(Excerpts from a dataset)
⟨

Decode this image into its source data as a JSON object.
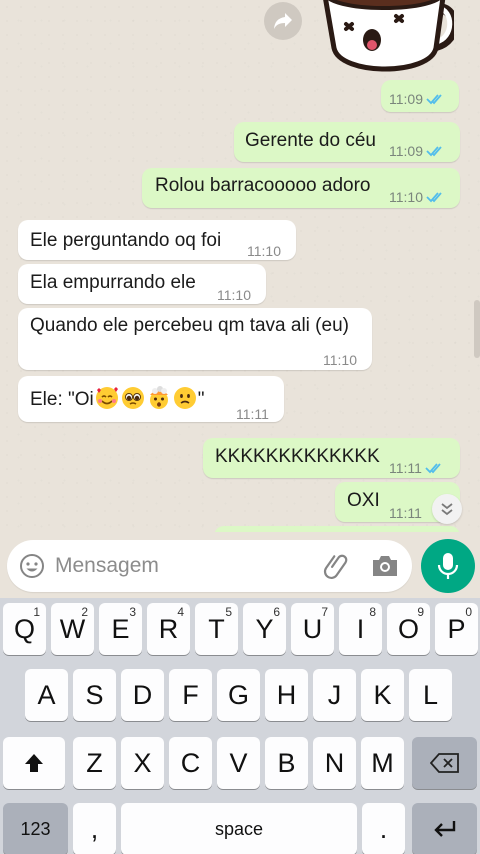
{
  "chat": {
    "sticker_time": "11:09",
    "messages": [
      {
        "dir": "out",
        "text": "Gerente do céu",
        "time": "11:09",
        "status": "read"
      },
      {
        "dir": "out",
        "text": "Rolou barracooooo adoro",
        "time": "11:10",
        "status": "read"
      },
      {
        "dir": "in",
        "text": "Ele perguntando oq foi",
        "time": "11:10"
      },
      {
        "dir": "in",
        "text": "Ela empurrando ele",
        "time": "11:10"
      },
      {
        "dir": "in",
        "text": "Quando ele percebeu qm tava ali (eu)",
        "time": "11:10"
      },
      {
        "dir": "in",
        "text_prefix": "Ele: \"Oi",
        "text_suffix": "\"",
        "emojis": [
          "smiling-face-with-hearts",
          "pleading-face",
          "exploding-head",
          "slightly-frowning-face"
        ],
        "time": "11:11"
      },
      {
        "dir": "out",
        "text": "KKKKKKKKKKKKK",
        "time": "11:11",
        "status": "read"
      },
      {
        "dir": "out",
        "text": "OXI",
        "time": "11:11",
        "status": "read"
      }
    ],
    "colors": {
      "outgoing": "#dcf8c6",
      "incoming": "#ffffff",
      "read_tick": "#53bdeb",
      "accent": "#00a884"
    }
  },
  "composer": {
    "placeholder": "Mensagem",
    "icons": [
      "emoji-icon",
      "attach-icon",
      "camera-icon",
      "mic-icon"
    ]
  },
  "keyboard": {
    "row1": [
      {
        "k": "Q",
        "h": "1"
      },
      {
        "k": "W",
        "h": "2"
      },
      {
        "k": "E",
        "h": "3"
      },
      {
        "k": "R",
        "h": "4"
      },
      {
        "k": "T",
        "h": "5"
      },
      {
        "k": "Y",
        "h": "6"
      },
      {
        "k": "U",
        "h": "7"
      },
      {
        "k": "I",
        "h": "8"
      },
      {
        "k": "O",
        "h": "9"
      },
      {
        "k": "P",
        "h": "0"
      }
    ],
    "row2": [
      "A",
      "S",
      "D",
      "F",
      "G",
      "H",
      "J",
      "K",
      "L"
    ],
    "row3": [
      "Z",
      "X",
      "C",
      "V",
      "B",
      "N",
      "M"
    ],
    "numbers_key": "123",
    "comma_key": ",",
    "space_key": "space",
    "period_key": "."
  }
}
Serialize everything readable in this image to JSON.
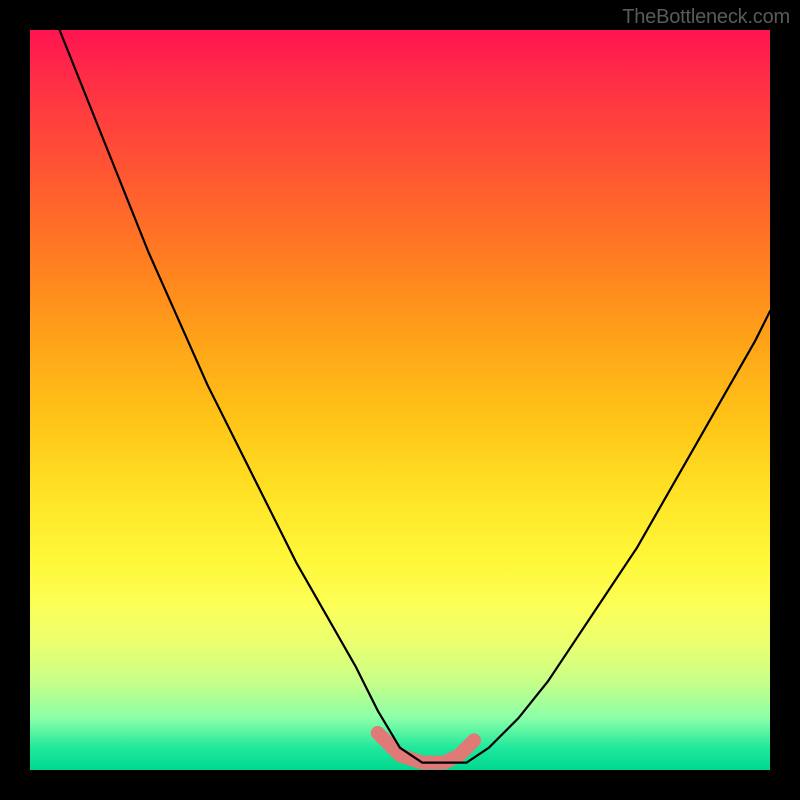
{
  "watermark": {
    "text": "TheBottleneck.com"
  },
  "colors": {
    "frame": "#000000",
    "curve": "#000000",
    "valley_marker": "#e07a76",
    "gradient_stops": [
      "#ff1450",
      "#ff3244",
      "#ff5234",
      "#ff7a22",
      "#ffa318",
      "#ffc818",
      "#ffe628",
      "#fff83a",
      "#fcff58",
      "#eaff70",
      "#c8ff88",
      "#8affa8",
      "#20e89c",
      "#00d890"
    ]
  },
  "chart_data": {
    "type": "line",
    "title": "",
    "xlabel": "",
    "ylabel": "",
    "xlim": [
      0,
      100
    ],
    "ylim": [
      0,
      100
    ],
    "grid": false,
    "legend": false,
    "note": "y = 0 at bottom, x = 0 at left. Curve is a bottleneck V with flat valley floor at y≈1–2.",
    "series": [
      {
        "name": "bottleneck-curve",
        "x": [
          4,
          8,
          12,
          16,
          20,
          24,
          28,
          32,
          36,
          40,
          44,
          47,
          50,
          53,
          56,
          59,
          62,
          66,
          70,
          74,
          78,
          82,
          86,
          90,
          94,
          98,
          100
        ],
        "y": [
          100,
          90,
          80,
          70,
          61,
          52,
          44,
          36,
          28,
          21,
          14,
          8,
          3,
          1,
          1,
          1,
          3,
          7,
          12,
          18,
          24,
          30,
          37,
          44,
          51,
          58,
          62
        ]
      }
    ],
    "valley_marker": {
      "name": "highlighted-valley",
      "x": [
        47,
        50,
        53,
        56,
        58,
        60
      ],
      "y": [
        5,
        2,
        1,
        1,
        2,
        4
      ]
    }
  }
}
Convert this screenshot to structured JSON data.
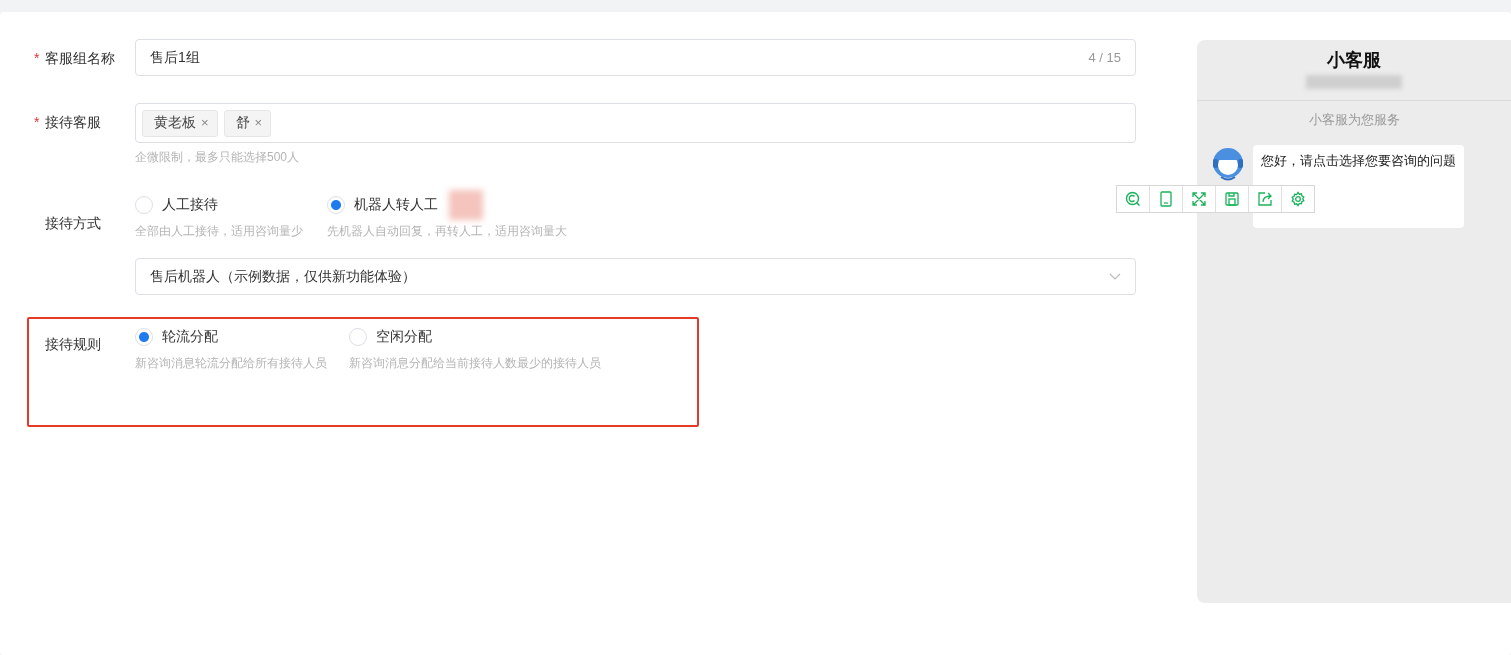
{
  "group_name": {
    "required_mark": "*",
    "label": "客服组名称",
    "value": "售后1组",
    "counter": "4 / 15"
  },
  "agents": {
    "required_mark": "*",
    "label": "接待客服",
    "tags": [
      {
        "name": "黄老板",
        "remove": "×"
      },
      {
        "name": "舒",
        "remove": "×"
      }
    ],
    "hint": "企微限制，最多只能选择500人"
  },
  "reception_mode": {
    "label": "接待方式",
    "options": [
      {
        "label": "人工接待",
        "description": "全部由人工接待，适用咨询量少",
        "selected": false
      },
      {
        "label": "机器人转人工",
        "description": "先机器人自动回复，再转人工，适用咨询量大",
        "selected": true
      }
    ],
    "robot_select": {
      "value": "售后机器人（示例数据，仅供新功能体验）"
    }
  },
  "reception_rule": {
    "label": "接待规则",
    "highlighted": true,
    "options": [
      {
        "label": "轮流分配",
        "description": "新咨询消息轮流分配给所有接待人员",
        "selected": true
      },
      {
        "label": "空闲分配",
        "description": "新咨询消息分配给当前接待人数最少的接待人员",
        "selected": false
      }
    ]
  },
  "preview": {
    "title": "小客服",
    "subtitle": "小客服为您服务",
    "message": "您好，请点击选择您要咨询的问题"
  }
}
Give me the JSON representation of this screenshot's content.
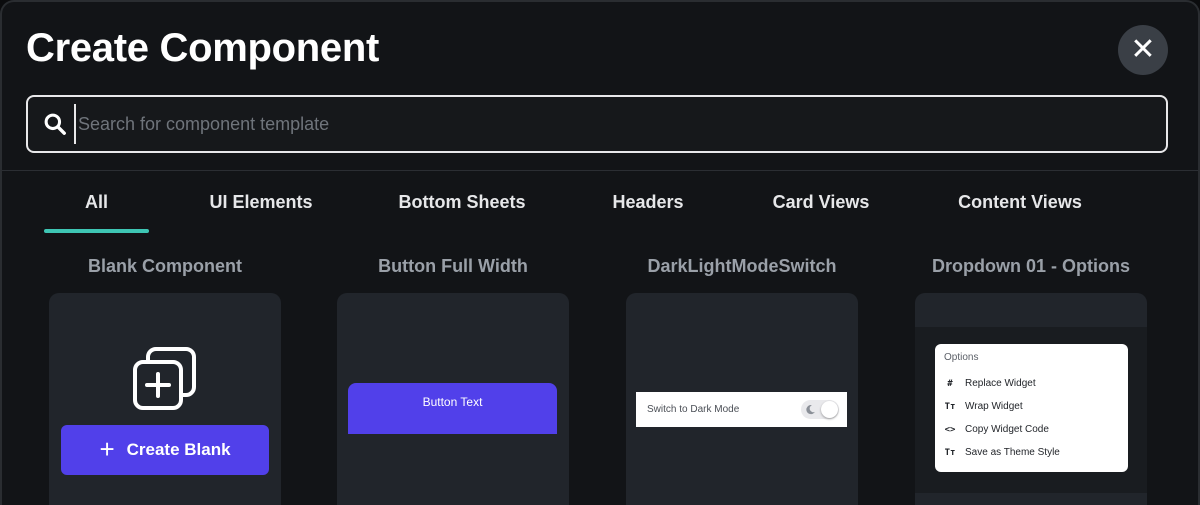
{
  "dialog": {
    "title": "Create Component",
    "close_icon": "close-icon"
  },
  "search": {
    "placeholder": "Search for component template",
    "value": "",
    "icon": "search-icon"
  },
  "tabs": [
    {
      "label": "All",
      "active": true
    },
    {
      "label": "UI Elements",
      "active": false
    },
    {
      "label": "Bottom Sheets",
      "active": false
    },
    {
      "label": "Headers",
      "active": false
    },
    {
      "label": "Card Views",
      "active": false
    },
    {
      "label": "Content Views",
      "active": false
    }
  ],
  "accent_color": "#3ec6b4",
  "primary_color": "#5140ea",
  "templates": [
    {
      "name": "Blank Component",
      "icon": "add-layers-icon",
      "button_label": "Create Blank"
    },
    {
      "name": "Button Full Width",
      "preview_text": "Button Text"
    },
    {
      "name": "DarkLightModeSwitch",
      "preview_text": "Switch to Dark Mode",
      "toggle_icon": "moon-icon"
    },
    {
      "name": "Dropdown 01 - Options",
      "options_title": "Options",
      "options": [
        {
          "label": "Replace Widget",
          "icon": "grid-icon",
          "glyph": "#"
        },
        {
          "label": "Wrap Widget",
          "icon": "text-icon",
          "glyph": "Tт"
        },
        {
          "label": "Copy Widget Code",
          "icon": "code-icon",
          "glyph": "<>"
        },
        {
          "label": "Save as Theme Style",
          "icon": "text-icon",
          "glyph": "Tт"
        }
      ]
    }
  ]
}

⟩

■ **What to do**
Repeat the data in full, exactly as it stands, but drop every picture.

■ **Answer space**
Decode this image into its source data as a JSON object.
{
  "chat": {
    "sticker_time": "11:09",
    "messages": [
      {
        "dir": "out",
        "text": "Gerente do céu",
        "time": "11:09",
        "status": "read"
      },
      {
        "dir": "out",
        "text": "Rolou barracooooo adoro",
        "time": "11:10",
        "status": "read"
      },
      {
        "dir": "in",
        "text": "Ele perguntando oq foi",
        "time": "11:10"
      },
      {
        "dir": "in",
        "text": "Ela empurrando ele",
        "time": "11:10"
      },
      {
        "dir": "in",
        "text": "Quando ele percebeu qm tava ali (eu)",
        "time": "11:10"
      },
      {
        "dir": "in",
        "text_prefix": "Ele: \"Oi",
        "text_suffix": "\"",
        "emojis": [
          "smiling-face-with-hearts",
          "pleading-face",
          "exploding-head",
          "slightly-frowning-face"
        ],
        "time": "11:11"
      },
      {
        "dir": "out",
        "text": "KKKKKKKKKKKKK",
        "time": "11:11",
        "status": "read"
      },
      {
        "dir": "out",
        "text": "OXI",
        "time": "11:11",
        "status": "read"
      }
    ],
    "colors": {
      "outgoing": "#dcf8c6",
      "incoming": "#ffffff",
      "read_tick": "#53bdeb",
      "accent": "#00a884"
    }
  },
  "composer": {
    "placeholder": "Mensagem",
    "icons": [
      "emoji-icon",
      "attach-icon",
      "camera-icon",
      "mic-icon"
    ]
  },
  "keyboard": {
    "row1": [
      {
        "k": "Q",
        "h": "1"
      },
      {
        "k": "W",
        "h": "2"
      },
      {
        "k": "E",
        "h": "3"
      },
      {
        "k": "R",
        "h": "4"
      },
      {
        "k": "T",
        "h": "5"
      },
      {
        "k": "Y",
        "h": "6"
      },
      {
        "k": "U",
        "h": "7"
      },
      {
        "k": "I",
        "h": "8"
      },
      {
        "k": "O",
        "h": "9"
      },
      {
        "k": "P",
        "h": "0"
      }
    ],
    "row2": [
      "A",
      "S",
      "D",
      "F",
      "G",
      "H",
      "J",
      "K",
      "L"
    ],
    "row3": [
      "Z",
      "X",
      "C",
      "V",
      "B",
      "N",
      "M"
    ],
    "numbers_key": "123",
    "comma_key": ",",
    "space_key": "space",
    "period_key": "."
  }
}
Serialize everything readable in this image to JSON.
{
  "watermark": {
    "text": "TheBottleneck.com"
  },
  "colors": {
    "frame": "#000000",
    "curve": "#000000",
    "valley_marker": "#e07a76",
    "gradient_stops": [
      "#ff1450",
      "#ff3244",
      "#ff5234",
      "#ff7a22",
      "#ffa318",
      "#ffc818",
      "#ffe628",
      "#fff83a",
      "#fcff58",
      "#eaff70",
      "#c8ff88",
      "#8affa8",
      "#20e89c",
      "#00d890"
    ]
  },
  "chart_data": {
    "type": "line",
    "title": "",
    "xlabel": "",
    "ylabel": "",
    "xlim": [
      0,
      100
    ],
    "ylim": [
      0,
      100
    ],
    "grid": false,
    "legend": false,
    "note": "y = 0 at bottom, x = 0 at left. Curve is a bottleneck V with flat valley floor at y≈1–2.",
    "series": [
      {
        "name": "bottleneck-curve",
        "x": [
          4,
          8,
          12,
          16,
          20,
          24,
          28,
          32,
          36,
          40,
          44,
          47,
          50,
          53,
          56,
          59,
          62,
          66,
          70,
          74,
          78,
          82,
          86,
          90,
          94,
          98,
          100
        ],
        "y": [
          100,
          90,
          80,
          70,
          61,
          52,
          44,
          36,
          28,
          21,
          14,
          8,
          3,
          1,
          1,
          1,
          3,
          7,
          12,
          18,
          24,
          30,
          37,
          44,
          51,
          58,
          62
        ]
      }
    ],
    "valley_marker": {
      "name": "highlighted-valley",
      "x": [
        47,
        50,
        53,
        56,
        58,
        60
      ],
      "y": [
        5,
        2,
        1,
        1,
        2,
        4
      ]
    }
  }
}
Convert this screenshot to structured JSON data.
{
  "group_name": {
    "required_mark": "*",
    "label": "客服组名称",
    "value": "售后1组",
    "counter": "4 / 15"
  },
  "agents": {
    "required_mark": "*",
    "label": "接待客服",
    "tags": [
      {
        "name": "黄老板",
        "remove": "×"
      },
      {
        "name": "舒",
        "remove": "×"
      }
    ],
    "hint": "企微限制，最多只能选择500人"
  },
  "reception_mode": {
    "label": "接待方式",
    "options": [
      {
        "label": "人工接待",
        "description": "全部由人工接待，适用咨询量少",
        "selected": false
      },
      {
        "label": "机器人转人工",
        "description": "先机器人自动回复，再转人工，适用咨询量大",
        "selected": true
      }
    ],
    "robot_select": {
      "value": "售后机器人（示例数据，仅供新功能体验）"
    }
  },
  "reception_rule": {
    "label": "接待规则",
    "highlighted": true,
    "options": [
      {
        "label": "轮流分配",
        "description": "新咨询消息轮流分配给所有接待人员",
        "selected": true
      },
      {
        "label": "空闲分配",
        "description": "新咨询消息分配给当前接待人数最少的接待人员",
        "selected": false
      }
    ]
  },
  "preview": {
    "title": "小客服",
    "subtitle": "小客服为您服务",
    "message": "您好，请点击选择您要咨询的问题"
  }
}
Give me the JSON representation of this screenshot's content.
{
  "dialog": {
    "title": "Create Component",
    "close_icon": "close-icon"
  },
  "search": {
    "placeholder": "Search for component template",
    "value": "",
    "icon": "search-icon"
  },
  "tabs": [
    {
      "label": "All",
      "active": true
    },
    {
      "label": "UI Elements",
      "active": false
    },
    {
      "label": "Bottom Sheets",
      "active": false
    },
    {
      "label": "Headers",
      "active": false
    },
    {
      "label": "Card Views",
      "active": false
    },
    {
      "label": "Content Views",
      "active": false
    }
  ],
  "accent_color": "#3ec6b4",
  "primary_color": "#5140ea",
  "templates": [
    {
      "name": "Blank Component",
      "icon": "add-layers-icon",
      "button_label": "Create Blank"
    },
    {
      "name": "Button Full Width",
      "preview_text": "Button Text"
    },
    {
      "name": "DarkLightModeSwitch",
      "preview_text": "Switch to Dark Mode",
      "toggle_icon": "moon-icon"
    },
    {
      "name": "Dropdown 01 - Options",
      "options_title": "Options",
      "options": [
        {
          "label": "Replace Widget",
          "icon": "grid-icon",
          "glyph": "#"
        },
        {
          "label": "Wrap Widget",
          "icon": "text-icon",
          "glyph": "Tт"
        },
        {
          "label": "Copy Widget Code",
          "icon": "code-icon",
          "glyph": "<>"
        },
        {
          "label": "Save as Theme Style",
          "icon": "text-icon",
          "glyph": "Tт"
        }
      ]
    }
  ]
}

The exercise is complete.